*** MATERIAL PROVIDED

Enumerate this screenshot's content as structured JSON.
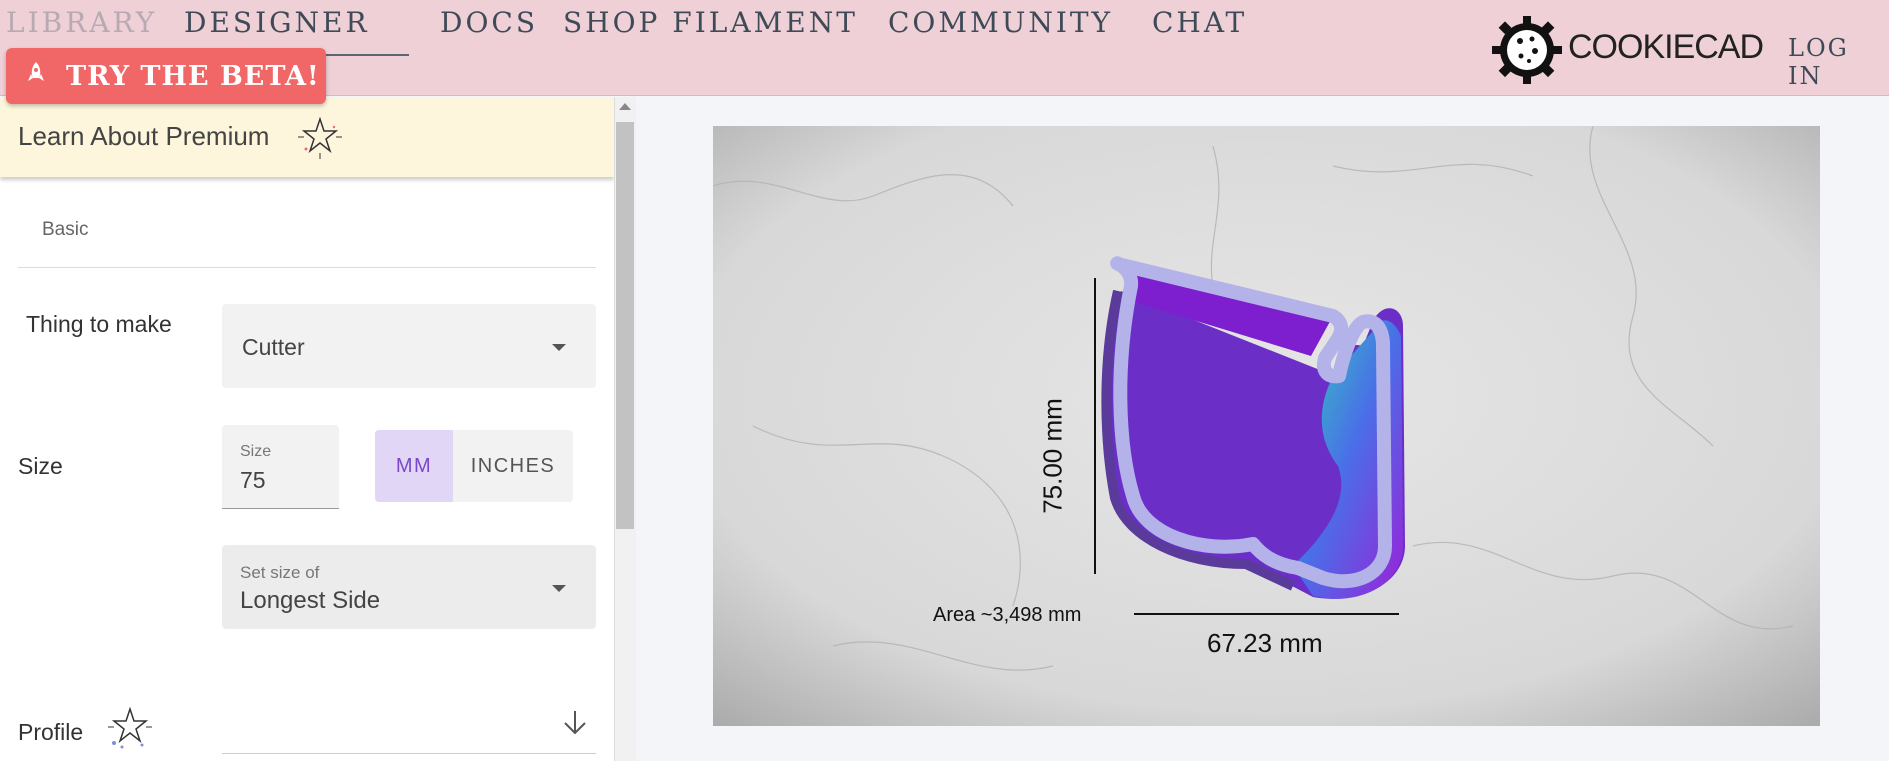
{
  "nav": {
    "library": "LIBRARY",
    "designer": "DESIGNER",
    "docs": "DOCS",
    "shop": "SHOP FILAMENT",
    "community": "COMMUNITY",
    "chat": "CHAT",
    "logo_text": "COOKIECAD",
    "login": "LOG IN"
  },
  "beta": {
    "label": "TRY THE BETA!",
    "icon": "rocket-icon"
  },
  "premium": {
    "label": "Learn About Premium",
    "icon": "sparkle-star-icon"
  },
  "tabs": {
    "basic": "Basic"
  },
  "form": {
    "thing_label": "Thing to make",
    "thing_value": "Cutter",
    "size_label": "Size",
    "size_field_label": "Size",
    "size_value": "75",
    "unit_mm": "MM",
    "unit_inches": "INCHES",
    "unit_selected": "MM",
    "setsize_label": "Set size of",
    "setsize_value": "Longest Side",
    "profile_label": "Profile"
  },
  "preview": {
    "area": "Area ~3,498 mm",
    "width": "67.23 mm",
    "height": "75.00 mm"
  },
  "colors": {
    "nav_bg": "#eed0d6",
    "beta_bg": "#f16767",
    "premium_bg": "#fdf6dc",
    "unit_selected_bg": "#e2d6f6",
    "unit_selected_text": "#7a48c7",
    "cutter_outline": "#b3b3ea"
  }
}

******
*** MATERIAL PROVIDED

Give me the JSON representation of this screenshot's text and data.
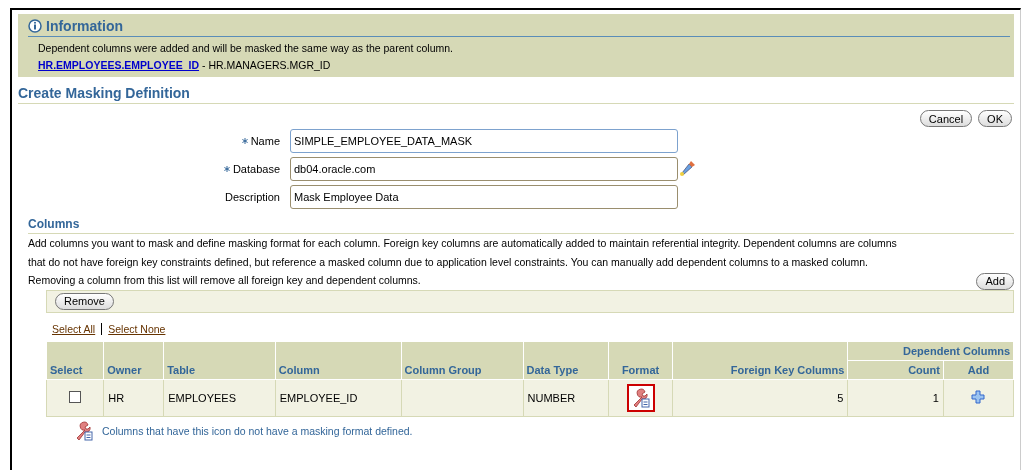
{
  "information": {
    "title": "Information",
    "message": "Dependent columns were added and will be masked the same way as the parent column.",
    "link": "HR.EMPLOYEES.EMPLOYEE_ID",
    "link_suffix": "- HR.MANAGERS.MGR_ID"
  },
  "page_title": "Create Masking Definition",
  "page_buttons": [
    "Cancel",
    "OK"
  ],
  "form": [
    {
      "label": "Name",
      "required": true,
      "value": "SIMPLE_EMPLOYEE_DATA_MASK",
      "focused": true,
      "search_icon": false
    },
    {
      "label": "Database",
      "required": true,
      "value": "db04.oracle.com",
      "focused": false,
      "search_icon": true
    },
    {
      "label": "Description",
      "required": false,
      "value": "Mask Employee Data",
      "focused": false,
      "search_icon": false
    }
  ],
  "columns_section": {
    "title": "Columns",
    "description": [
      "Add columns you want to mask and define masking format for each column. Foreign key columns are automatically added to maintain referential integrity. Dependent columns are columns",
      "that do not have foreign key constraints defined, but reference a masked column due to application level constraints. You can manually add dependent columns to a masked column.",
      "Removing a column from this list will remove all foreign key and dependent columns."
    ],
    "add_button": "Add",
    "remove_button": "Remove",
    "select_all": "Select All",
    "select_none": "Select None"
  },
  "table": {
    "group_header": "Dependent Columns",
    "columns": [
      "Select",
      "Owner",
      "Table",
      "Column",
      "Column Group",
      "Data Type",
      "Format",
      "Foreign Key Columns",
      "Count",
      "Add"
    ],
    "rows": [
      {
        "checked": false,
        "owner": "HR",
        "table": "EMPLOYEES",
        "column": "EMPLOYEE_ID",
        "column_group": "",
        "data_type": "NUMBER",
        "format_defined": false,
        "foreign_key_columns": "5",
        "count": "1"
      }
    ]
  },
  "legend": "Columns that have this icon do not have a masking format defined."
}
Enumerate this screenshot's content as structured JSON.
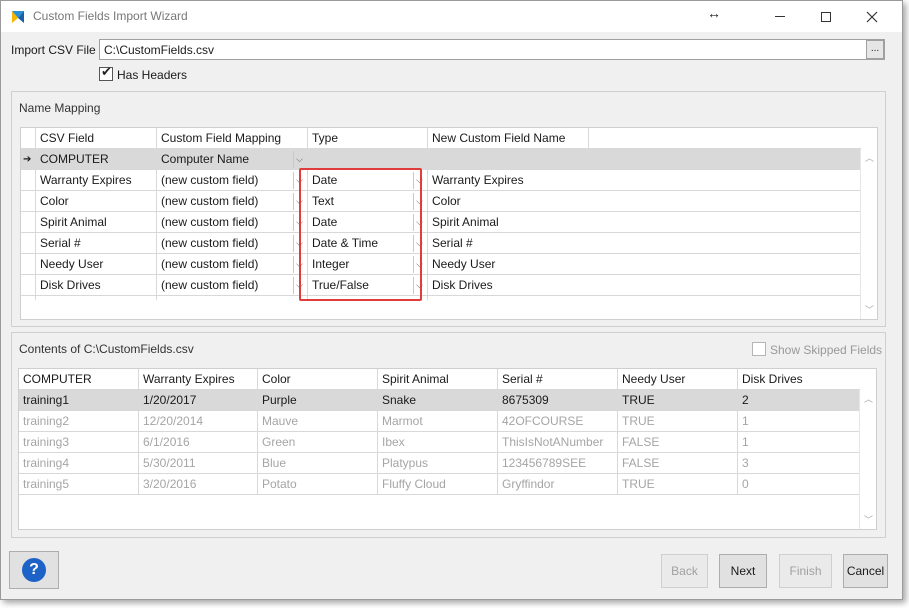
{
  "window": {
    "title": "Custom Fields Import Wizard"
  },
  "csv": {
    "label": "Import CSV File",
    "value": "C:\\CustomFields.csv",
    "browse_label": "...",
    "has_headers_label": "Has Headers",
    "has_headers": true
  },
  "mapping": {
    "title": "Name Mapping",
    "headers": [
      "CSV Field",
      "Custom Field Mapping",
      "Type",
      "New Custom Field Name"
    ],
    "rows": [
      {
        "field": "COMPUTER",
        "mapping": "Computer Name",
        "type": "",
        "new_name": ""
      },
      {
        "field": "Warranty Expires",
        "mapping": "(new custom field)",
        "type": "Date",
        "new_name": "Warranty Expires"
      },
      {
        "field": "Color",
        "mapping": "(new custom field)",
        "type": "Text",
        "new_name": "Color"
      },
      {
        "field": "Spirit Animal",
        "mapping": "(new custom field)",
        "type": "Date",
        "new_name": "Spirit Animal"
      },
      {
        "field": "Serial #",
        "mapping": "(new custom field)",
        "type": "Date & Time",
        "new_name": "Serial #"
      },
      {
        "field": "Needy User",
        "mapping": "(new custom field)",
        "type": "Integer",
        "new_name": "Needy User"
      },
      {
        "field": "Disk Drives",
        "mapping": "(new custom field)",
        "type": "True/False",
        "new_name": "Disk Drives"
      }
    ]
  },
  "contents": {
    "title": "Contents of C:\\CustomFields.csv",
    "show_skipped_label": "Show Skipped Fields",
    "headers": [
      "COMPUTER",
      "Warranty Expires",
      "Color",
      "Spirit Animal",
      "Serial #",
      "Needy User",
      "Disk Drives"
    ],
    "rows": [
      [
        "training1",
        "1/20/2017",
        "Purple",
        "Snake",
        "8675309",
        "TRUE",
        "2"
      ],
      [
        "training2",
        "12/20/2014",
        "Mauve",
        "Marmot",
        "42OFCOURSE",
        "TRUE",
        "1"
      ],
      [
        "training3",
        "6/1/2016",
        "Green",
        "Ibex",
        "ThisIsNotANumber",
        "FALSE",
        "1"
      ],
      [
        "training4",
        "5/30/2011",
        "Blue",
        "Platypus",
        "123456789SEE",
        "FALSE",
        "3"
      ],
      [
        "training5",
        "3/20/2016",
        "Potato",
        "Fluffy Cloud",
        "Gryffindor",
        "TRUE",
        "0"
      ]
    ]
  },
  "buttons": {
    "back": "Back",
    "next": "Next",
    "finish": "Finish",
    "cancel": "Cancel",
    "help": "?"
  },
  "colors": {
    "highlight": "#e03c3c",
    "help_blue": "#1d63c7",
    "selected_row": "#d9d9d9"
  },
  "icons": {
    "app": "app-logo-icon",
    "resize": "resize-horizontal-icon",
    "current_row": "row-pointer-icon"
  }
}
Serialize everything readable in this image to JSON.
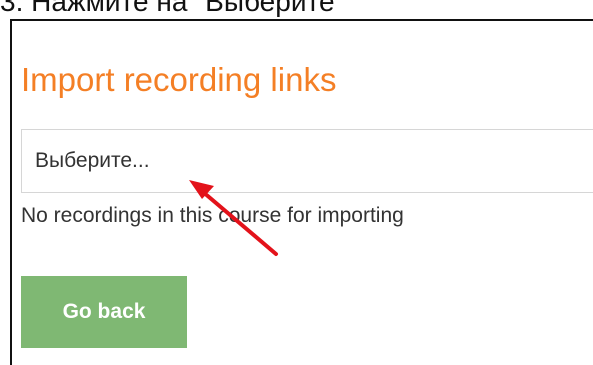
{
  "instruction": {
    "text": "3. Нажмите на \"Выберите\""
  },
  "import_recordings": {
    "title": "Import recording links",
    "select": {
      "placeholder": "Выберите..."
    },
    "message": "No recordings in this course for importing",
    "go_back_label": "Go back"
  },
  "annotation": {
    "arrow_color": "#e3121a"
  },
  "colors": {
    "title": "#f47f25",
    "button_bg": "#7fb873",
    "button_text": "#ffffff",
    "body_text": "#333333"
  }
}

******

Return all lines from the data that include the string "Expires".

        "field": "Warranty Expires",
        "new_name": "Warranty Expires"
      "Warranty Expires",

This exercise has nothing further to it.